■ **WHAT TO PRODUCE**: Word for word, restate all the records; images are not part of the copy.

Web page and app entries
━━━━━━━━━━
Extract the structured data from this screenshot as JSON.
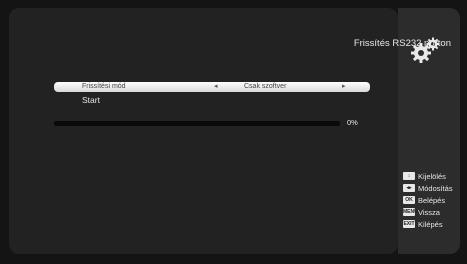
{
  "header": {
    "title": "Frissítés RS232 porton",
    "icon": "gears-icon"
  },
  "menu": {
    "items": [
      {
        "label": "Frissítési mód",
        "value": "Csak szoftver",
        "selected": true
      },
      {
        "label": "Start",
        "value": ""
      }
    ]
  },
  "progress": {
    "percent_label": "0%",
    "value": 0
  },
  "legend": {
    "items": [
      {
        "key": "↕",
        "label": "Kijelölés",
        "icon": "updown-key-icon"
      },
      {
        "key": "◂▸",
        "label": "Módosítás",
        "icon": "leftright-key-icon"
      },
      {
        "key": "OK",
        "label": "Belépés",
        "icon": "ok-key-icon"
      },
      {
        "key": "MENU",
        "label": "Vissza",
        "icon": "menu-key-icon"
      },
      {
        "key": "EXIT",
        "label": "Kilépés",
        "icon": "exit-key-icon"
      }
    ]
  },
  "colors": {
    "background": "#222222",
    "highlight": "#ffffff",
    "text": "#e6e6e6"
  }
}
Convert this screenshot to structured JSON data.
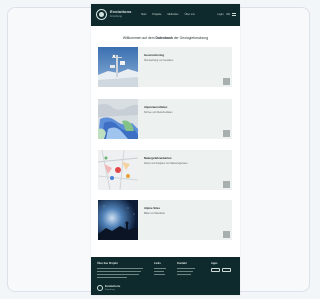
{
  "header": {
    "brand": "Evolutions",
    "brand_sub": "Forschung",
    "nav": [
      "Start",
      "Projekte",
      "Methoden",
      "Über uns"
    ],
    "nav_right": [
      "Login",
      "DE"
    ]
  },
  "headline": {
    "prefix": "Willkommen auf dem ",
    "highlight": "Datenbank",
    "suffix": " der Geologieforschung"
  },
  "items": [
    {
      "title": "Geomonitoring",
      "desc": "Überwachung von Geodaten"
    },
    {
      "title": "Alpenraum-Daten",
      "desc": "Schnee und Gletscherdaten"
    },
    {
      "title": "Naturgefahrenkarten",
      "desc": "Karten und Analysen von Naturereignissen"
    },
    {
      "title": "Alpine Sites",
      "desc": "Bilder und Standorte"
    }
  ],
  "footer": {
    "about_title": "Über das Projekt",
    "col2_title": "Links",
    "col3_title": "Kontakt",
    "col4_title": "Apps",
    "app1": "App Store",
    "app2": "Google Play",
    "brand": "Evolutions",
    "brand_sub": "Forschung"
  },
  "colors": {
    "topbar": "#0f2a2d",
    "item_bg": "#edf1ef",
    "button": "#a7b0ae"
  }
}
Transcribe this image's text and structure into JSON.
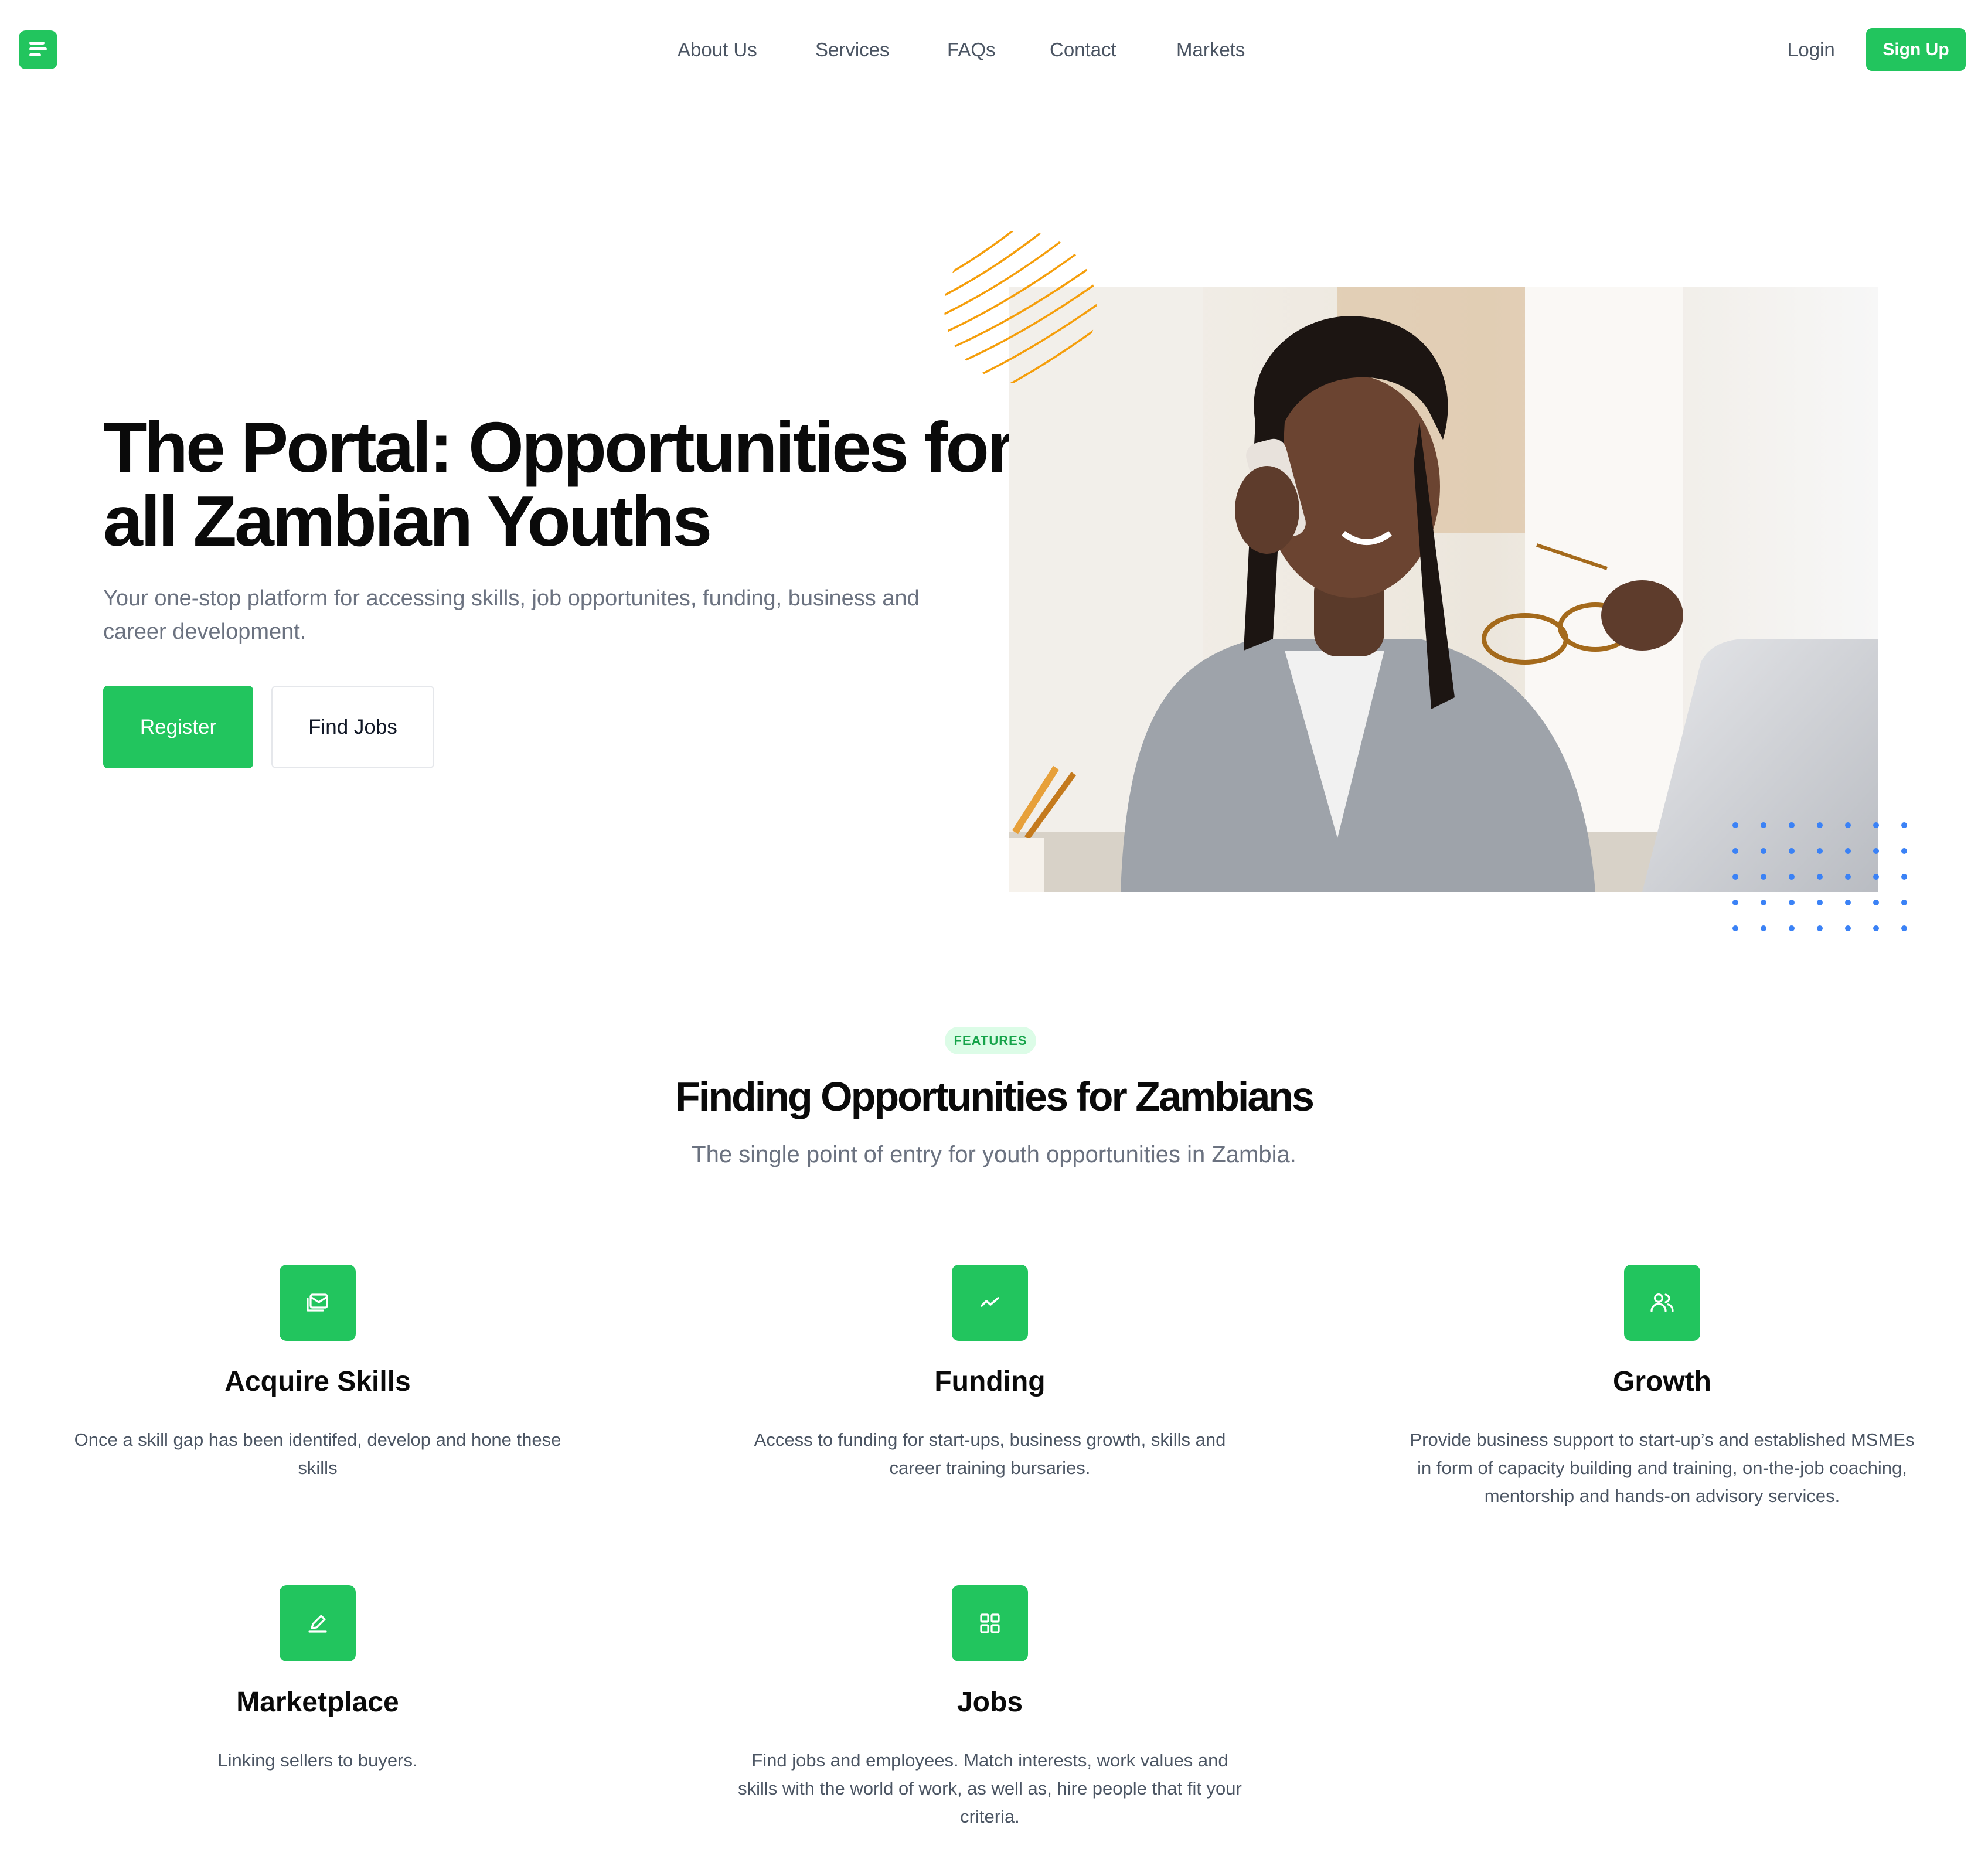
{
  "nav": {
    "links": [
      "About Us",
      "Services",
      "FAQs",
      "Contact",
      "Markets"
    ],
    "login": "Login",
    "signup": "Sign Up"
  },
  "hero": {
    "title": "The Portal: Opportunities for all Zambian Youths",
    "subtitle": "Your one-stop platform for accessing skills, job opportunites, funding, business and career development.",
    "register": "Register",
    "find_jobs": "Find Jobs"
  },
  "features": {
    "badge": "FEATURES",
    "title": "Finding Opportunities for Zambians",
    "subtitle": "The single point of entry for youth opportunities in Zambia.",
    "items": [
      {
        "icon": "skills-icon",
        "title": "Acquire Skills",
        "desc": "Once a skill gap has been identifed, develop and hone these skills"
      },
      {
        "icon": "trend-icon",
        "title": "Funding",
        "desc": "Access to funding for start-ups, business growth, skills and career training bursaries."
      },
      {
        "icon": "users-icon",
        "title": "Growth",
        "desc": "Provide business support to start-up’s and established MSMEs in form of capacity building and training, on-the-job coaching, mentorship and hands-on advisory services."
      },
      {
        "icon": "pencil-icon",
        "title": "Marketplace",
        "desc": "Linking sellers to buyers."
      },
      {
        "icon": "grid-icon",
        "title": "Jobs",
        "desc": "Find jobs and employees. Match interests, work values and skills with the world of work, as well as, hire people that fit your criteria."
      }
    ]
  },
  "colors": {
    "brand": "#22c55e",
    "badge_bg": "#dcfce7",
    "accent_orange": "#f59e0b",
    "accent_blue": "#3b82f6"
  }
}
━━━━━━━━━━
■ **OUTPUT BELOW**:
Extract the structured data from this screenshot as JSON.
{
  "header": {
    "title": "Frissítés RS232 porton",
    "icon": "gears-icon"
  },
  "menu": {
    "items": [
      {
        "label": "Frissítési mód",
        "value": "Csak szoftver",
        "selected": true
      },
      {
        "label": "Start",
        "value": ""
      }
    ]
  },
  "progress": {
    "percent_label": "0%",
    "value": 0
  },
  "legend": {
    "items": [
      {
        "key": "↕",
        "label": "Kijelölés",
        "icon": "updown-key-icon"
      },
      {
        "key": "◂▸",
        "label": "Módosítás",
        "icon": "leftright-key-icon"
      },
      {
        "key": "OK",
        "label": "Belépés",
        "icon": "ok-key-icon"
      },
      {
        "key": "MENU",
        "label": "Vissza",
        "icon": "menu-key-icon"
      },
      {
        "key": "EXIT",
        "label": "Kilépés",
        "icon": "exit-key-icon"
      }
    ]
  },
  "colors": {
    "background": "#222222",
    "highlight": "#ffffff",
    "text": "#e6e6e6"
  }
}
Convert this screenshot to structured JSON data.
{
  "header": {
    "brand": "Evolutions",
    "brand_sub": "Forschung",
    "nav": [
      "Start",
      "Projekte",
      "Methoden",
      "Über uns"
    ],
    "nav_right": [
      "Login",
      "DE"
    ]
  },
  "headline": {
    "prefix": "Willkommen auf dem ",
    "highlight": "Datenbank",
    "suffix": " der Geologieforschung"
  },
  "items": [
    {
      "title": "Geomonitoring",
      "desc": "Überwachung von Geodaten"
    },
    {
      "title": "Alpenraum-Daten",
      "desc": "Schnee und Gletscherdaten"
    },
    {
      "title": "Naturgefahrenkarten",
      "desc": "Karten und Analysen von Naturereignissen"
    },
    {
      "title": "Alpine Sites",
      "desc": "Bilder und Standorte"
    }
  ],
  "footer": {
    "about_title": "Über das Projekt",
    "col2_title": "Links",
    "col3_title": "Kontakt",
    "col4_title": "Apps",
    "app1": "App Store",
    "app2": "Google Play",
    "brand": "Evolutions",
    "brand_sub": "Forschung"
  },
  "colors": {
    "topbar": "#0f2a2d",
    "item_bg": "#edf1ef",
    "button": "#a7b0ae"
  }
}
Transcribe this image's text and structure into JSON.
{
  "nav": {
    "links": [
      "About Us",
      "Services",
      "FAQs",
      "Contact",
      "Markets"
    ],
    "login": "Login",
    "signup": "Sign Up"
  },
  "hero": {
    "title": "The Portal: Opportunities for all Zambian Youths",
    "subtitle": "Your one-stop platform for accessing skills, job opportunites, funding, business and career development.",
    "register": "Register",
    "find_jobs": "Find Jobs"
  },
  "features": {
    "badge": "FEATURES",
    "title": "Finding Opportunities for Zambians",
    "subtitle": "The single point of entry for youth opportunities in Zambia.",
    "items": [
      {
        "icon": "skills-icon",
        "title": "Acquire Skills",
        "desc": "Once a skill gap has been identifed, develop and hone these skills"
      },
      {
        "icon": "trend-icon",
        "title": "Funding",
        "desc": "Access to funding for start-ups, business growth, skills and career training bursaries."
      },
      {
        "icon": "users-icon",
        "title": "Growth",
        "desc": "Provide business support to start-up’s and established MSMEs in form of capacity building and training, on-the-job coaching, mentorship and hands-on advisory services."
      },
      {
        "icon": "pencil-icon",
        "title": "Marketplace",
        "desc": "Linking sellers to buyers."
      },
      {
        "icon": "grid-icon",
        "title": "Jobs",
        "desc": "Find jobs and employees. Match interests, work values and skills with the world of work, as well as, hire people that fit your criteria."
      }
    ]
  },
  "colors": {
    "brand": "#22c55e",
    "badge_bg": "#dcfce7",
    "accent_orange": "#f59e0b",
    "accent_blue": "#3b82f6"
  }
}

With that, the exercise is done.